[Items from a data source]

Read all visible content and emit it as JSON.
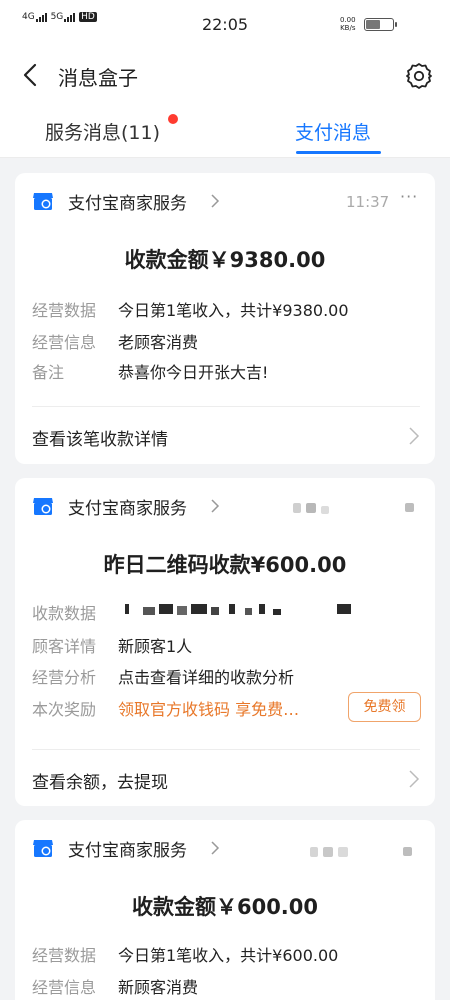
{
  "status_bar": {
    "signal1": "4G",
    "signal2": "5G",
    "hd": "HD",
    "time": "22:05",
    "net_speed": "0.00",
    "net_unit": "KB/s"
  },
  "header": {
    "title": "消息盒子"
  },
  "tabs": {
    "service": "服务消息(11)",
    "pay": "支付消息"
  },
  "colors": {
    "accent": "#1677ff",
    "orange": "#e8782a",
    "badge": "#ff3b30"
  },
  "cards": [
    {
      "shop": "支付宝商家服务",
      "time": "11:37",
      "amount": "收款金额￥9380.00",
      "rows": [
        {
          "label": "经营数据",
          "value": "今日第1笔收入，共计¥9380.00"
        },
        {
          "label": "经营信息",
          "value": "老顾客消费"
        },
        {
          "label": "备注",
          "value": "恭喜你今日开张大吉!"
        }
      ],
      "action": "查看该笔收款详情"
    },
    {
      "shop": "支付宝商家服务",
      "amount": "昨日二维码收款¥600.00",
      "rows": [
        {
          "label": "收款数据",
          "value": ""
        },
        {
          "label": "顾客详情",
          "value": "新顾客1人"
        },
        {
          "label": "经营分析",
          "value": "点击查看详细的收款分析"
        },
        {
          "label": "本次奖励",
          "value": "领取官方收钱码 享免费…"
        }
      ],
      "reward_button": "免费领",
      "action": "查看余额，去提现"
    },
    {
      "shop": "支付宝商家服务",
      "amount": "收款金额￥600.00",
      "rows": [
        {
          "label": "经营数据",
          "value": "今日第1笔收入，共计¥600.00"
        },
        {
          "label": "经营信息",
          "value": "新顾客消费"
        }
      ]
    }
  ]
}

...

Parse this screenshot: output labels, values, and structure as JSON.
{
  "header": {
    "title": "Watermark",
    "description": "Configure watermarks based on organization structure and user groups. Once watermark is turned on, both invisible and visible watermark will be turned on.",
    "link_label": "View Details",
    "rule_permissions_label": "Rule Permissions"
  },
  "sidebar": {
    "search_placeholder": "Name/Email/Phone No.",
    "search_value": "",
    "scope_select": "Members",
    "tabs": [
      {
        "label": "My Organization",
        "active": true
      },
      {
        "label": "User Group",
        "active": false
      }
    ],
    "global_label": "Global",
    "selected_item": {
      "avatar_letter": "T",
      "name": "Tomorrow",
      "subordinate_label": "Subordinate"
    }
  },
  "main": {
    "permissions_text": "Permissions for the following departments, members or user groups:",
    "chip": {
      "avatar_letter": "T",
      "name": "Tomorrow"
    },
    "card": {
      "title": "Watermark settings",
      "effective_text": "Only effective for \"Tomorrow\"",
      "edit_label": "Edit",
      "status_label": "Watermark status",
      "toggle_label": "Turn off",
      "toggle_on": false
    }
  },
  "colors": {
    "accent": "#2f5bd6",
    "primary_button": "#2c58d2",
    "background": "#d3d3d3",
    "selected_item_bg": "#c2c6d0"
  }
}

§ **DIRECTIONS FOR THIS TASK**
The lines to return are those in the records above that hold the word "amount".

§ **TASK RESPONSE**
      "amount": "收款金额￥9380.00",
      "amount": "昨日二维码收款¥600.00",
      "amount": "收款金额￥600.00",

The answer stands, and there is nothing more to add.